It is little understood that In the UK the over 50’s account for more than a 1/3rd of the UK population and people of pension age exceed those under 16 in the UK. Furthermore, by 2050, 1 in 4 of us living in Europe and North America could be aged 65 or over. Or, that the number of people aged 80 or over is projected to triple, from 143 million in 2019 to 426 million.

Even more illuminating is that today there are 4 people of working age globally, for every person over 65 (called the support ratio). The UN says by 2050, 48 countries, mostly in Europe, Northern America, and Eastern and South-Eastern Asia, are expected to have potential support ratios below two.

Taking on the opportunity these demographics present is going to require seismic shifts in policy, attitudes, and innovation, with the re-framing of older people as important and value adding.

People will want to live independent, healthier, fulfilling and more active lives, as well as aiming to live longer in their own homes. This provides businesses and the public sector with a great opportunity to innovate and provide products and services that support and tap into this golden age; education, transport, housing, AI, robotics, technology wearables, food and retail, fitness, support services, healthcare, cognitive and social wellbeing, communications and media – the list is endless.

Putting this in perspective: the European silver economy, ignoring public spending and social care, will grow to €5.1tn by 2025, which if it were a sovereign nation would be the 3rd largest economy in the world. 20% & 15% of all scientific and academic output derives from people aged 70-79. The Financial Times reported that the over 50s’ account for 43% of those who start their own businesses.

Boris Johnson and his chancellor Rishi Sunak should think on about the positive role Boldies can play in creating value and opportunity.

It’s not only government thinking that needs to change. Employers will have to as well; continuous learning, re-skilling and flexible working practices are going to be critical. Additionally, employers that can demonstrate a real ethical purpose will better align themselves to a workforce that will have one eye on the legacy they want to leave to younger generations.

If there is some good to come out of the current pandemic it is that the voices and wellbeing of the silent majority will begin to be heard.

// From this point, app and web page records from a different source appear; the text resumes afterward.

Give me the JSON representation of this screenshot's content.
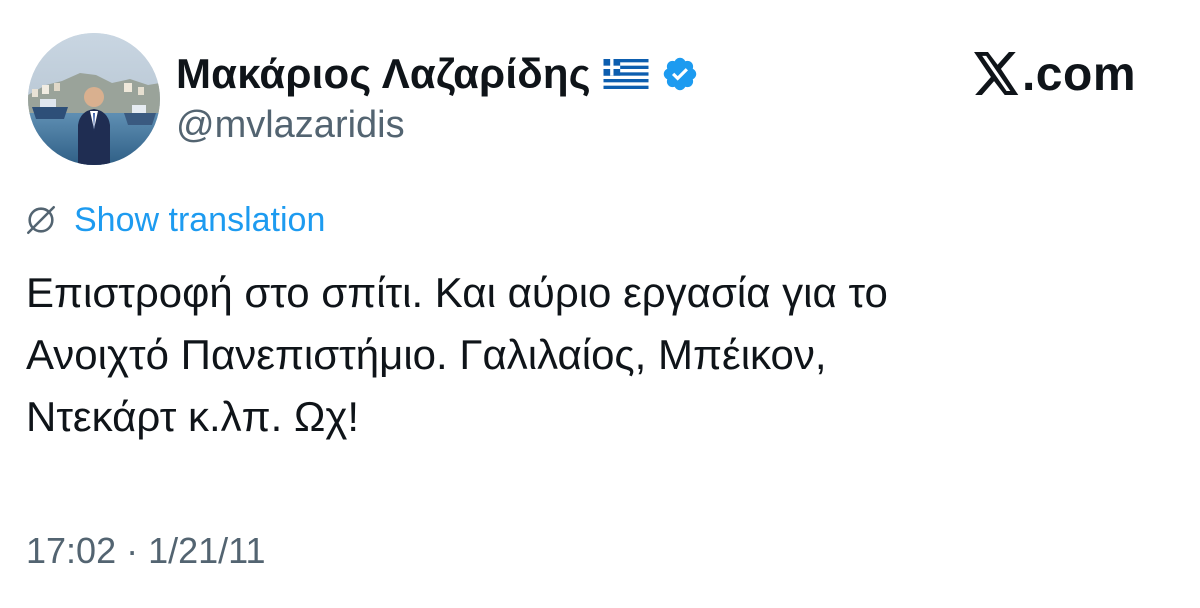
{
  "author": {
    "display_name": "Μακάριος Λαζαρίδης",
    "handle": "@mvlazaridis",
    "flag_icon": "greek-flag-icon",
    "verified_icon": "verified-badge-icon",
    "verified_color": "#1d9bf0"
  },
  "brand": {
    "logo_icon": "x-logo-icon",
    "domain_text": ".com"
  },
  "translation": {
    "icon": "globe-slash-icon",
    "label": "Show translation",
    "link_color": "#1d9bf0"
  },
  "tweet": {
    "lines": [
      "Επιστροφή στο σπίτι. Και αύριο εργασία για το",
      "Ανοιχτό Πανεπιστήμιο. Γαλιλαίος, Μπέικον,",
      "Ντεκάρτ κ.λπ. Ωχ!"
    ]
  },
  "meta": {
    "timestamp": "17:02 · 1/21/11"
  },
  "colors": {
    "text_primary": "#0f1419",
    "text_secondary": "#536471",
    "background": "#ffffff"
  }
}
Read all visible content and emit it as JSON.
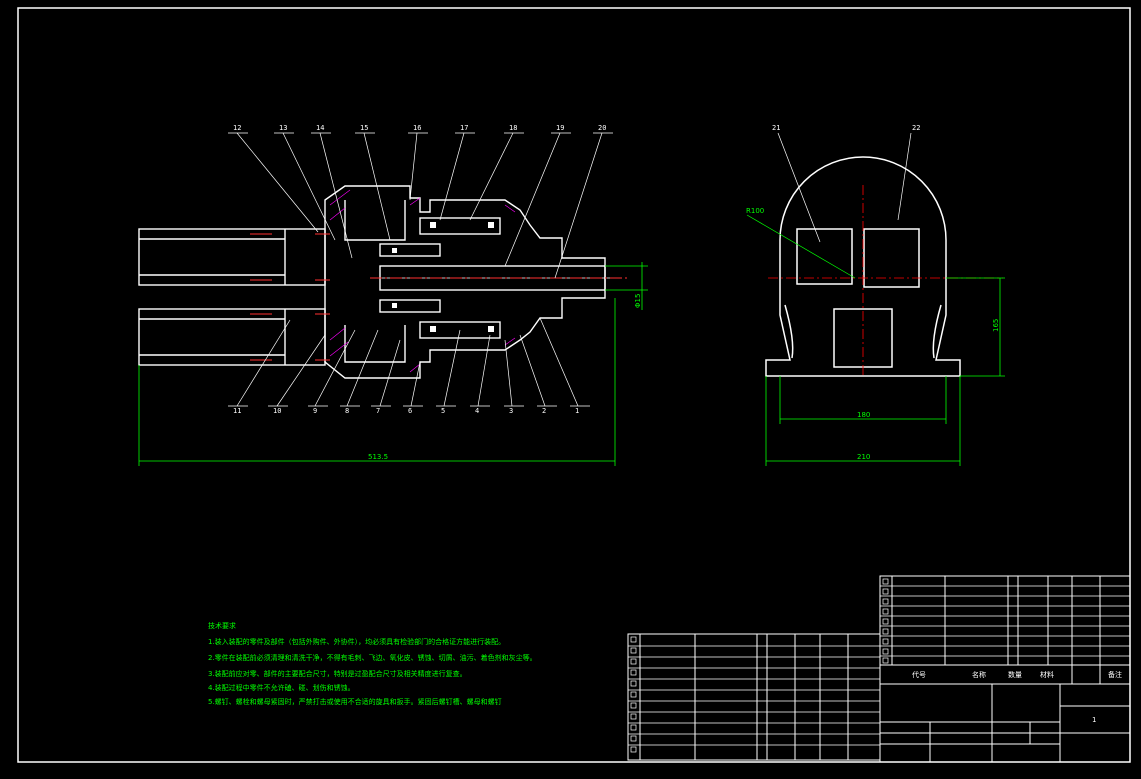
{
  "colors": {
    "background": "#000000",
    "outline": "#ffffff",
    "dimension": "#00ff00",
    "centerline": "#ff0000",
    "section": "#ff00ff",
    "fastener": "#ff3030"
  },
  "balloons_top": [
    "12",
    "13",
    "14",
    "15",
    "16",
    "17",
    "18",
    "19",
    "20"
  ],
  "balloons_bottom": [
    "11",
    "10",
    "9",
    "8",
    "7",
    "6",
    "5",
    "4",
    "3",
    "2",
    "1"
  ],
  "side_balloons": [
    "21",
    "22"
  ],
  "dimensions": {
    "overall_length": "513.5",
    "shaft_diameter": "Φ15",
    "radius": "R100",
    "height": "165",
    "inner_width": "180",
    "base_width": "210"
  },
  "tech_notes": {
    "title": "技术要求",
    "lines": [
      "1.装入装配的零件及部件（包括外购件、外协件），均必须具有检验部门的合格证方能进行装配。",
      "2.零件在装配前必须清理和清洗干净，不得有毛刺、飞边、氧化皮、锈蚀、切屑、油污、着色剂和灰尘等。",
      "3.装配前应对零、部件的主要配合尺寸，特别是过盈配合尺寸及相关精度进行复查。",
      "4.装配过程中零件不允许磕、碰、划伤和锈蚀。",
      "5.螺钉、螺栓和螺母紧固时，严禁打击或使用不合适的旋具和扳手。紧固后螺钉槽、螺母和螺钉"
    ]
  },
  "title_block": {
    "header_code": "代号",
    "header_name": "名称",
    "header_qty": "数量",
    "header_material": "材料",
    "header_remark": "备注",
    "sheet": "1"
  }
}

And, as Boldies it is incumbent on us to stand up and realise we are a powerful force for good and a force to be reckoned with. We are not invisible, WE ARE!, not we were.